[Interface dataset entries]
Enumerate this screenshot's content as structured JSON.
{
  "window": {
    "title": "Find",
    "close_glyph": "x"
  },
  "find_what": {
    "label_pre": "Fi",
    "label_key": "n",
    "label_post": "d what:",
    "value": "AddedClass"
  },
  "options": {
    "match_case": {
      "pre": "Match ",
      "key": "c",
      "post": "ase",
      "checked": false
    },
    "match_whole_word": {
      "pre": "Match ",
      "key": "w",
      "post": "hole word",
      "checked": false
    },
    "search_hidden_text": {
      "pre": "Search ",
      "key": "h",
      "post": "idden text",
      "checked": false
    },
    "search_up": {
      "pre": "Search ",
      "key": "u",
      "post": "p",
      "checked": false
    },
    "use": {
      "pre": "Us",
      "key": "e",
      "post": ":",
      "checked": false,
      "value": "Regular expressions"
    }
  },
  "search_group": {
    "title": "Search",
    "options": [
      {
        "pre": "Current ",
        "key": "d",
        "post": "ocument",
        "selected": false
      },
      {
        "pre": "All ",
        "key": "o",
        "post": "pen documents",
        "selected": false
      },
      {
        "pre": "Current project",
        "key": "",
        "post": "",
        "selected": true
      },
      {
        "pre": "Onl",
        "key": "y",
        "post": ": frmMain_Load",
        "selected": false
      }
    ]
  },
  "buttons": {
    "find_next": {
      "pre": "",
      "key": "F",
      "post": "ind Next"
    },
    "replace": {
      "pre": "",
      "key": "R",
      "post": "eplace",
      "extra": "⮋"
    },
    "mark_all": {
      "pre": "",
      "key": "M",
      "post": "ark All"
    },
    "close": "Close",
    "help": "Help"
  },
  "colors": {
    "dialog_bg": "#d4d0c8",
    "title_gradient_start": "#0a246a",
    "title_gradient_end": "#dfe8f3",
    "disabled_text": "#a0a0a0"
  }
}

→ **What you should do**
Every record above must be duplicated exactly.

→ **Final answer**
Enumerate this screenshot's content as structured JSON.
{
  "window": {
    "title": "Find",
    "close_glyph": "x"
  },
  "find_what": {
    "label_pre": "Fi",
    "label_key": "n",
    "label_post": "d what:",
    "value": "AddedClass"
  },
  "options": {
    "match_case": {
      "pre": "Match ",
      "key": "c",
      "post": "ase",
      "checked": false
    },
    "match_whole_word": {
      "pre": "Match ",
      "key": "w",
      "post": "hole word",
      "checked": false
    },
    "search_hidden_text": {
      "pre": "Search ",
      "key": "h",
      "post": "idden text",
      "checked": false
    },
    "search_up": {
      "pre": "Search ",
      "key": "u",
      "post": "p",
      "checked": false
    },
    "use": {
      "pre": "Us",
      "key": "e",
      "post": ":",
      "checked": false,
      "value": "Regular expressions"
    }
  },
  "search_group": {
    "title": "Search",
    "options": [
      {
        "pre": "Current ",
        "key": "d",
        "post": "ocument",
        "selected": false
      },
      {
        "pre": "All ",
        "key": "o",
        "post": "pen documents",
        "selected": false
      },
      {
        "pre": "Current project",
        "key": "",
        "post": "",
        "selected": true
      },
      {
        "pre": "Onl",
        "key": "y",
        "post": ": frmMain_Load",
        "selected": false
      }
    ]
  },
  "buttons": {
    "find_next": {
      "pre": "",
      "key": "F",
      "post": "ind Next"
    },
    "replace": {
      "pre": "",
      "key": "R",
      "post": "eplace",
      "extra": "⮋"
    },
    "mark_all": {
      "pre": "",
      "key": "M",
      "post": "ark All"
    },
    "close": "Close",
    "help": "Help"
  },
  "colors": {
    "dialog_bg": "#d4d0c8",
    "title_gradient_start": "#0a246a",
    "title_gradient_end": "#dfe8f3",
    "disabled_text": "#a0a0a0"
  }
}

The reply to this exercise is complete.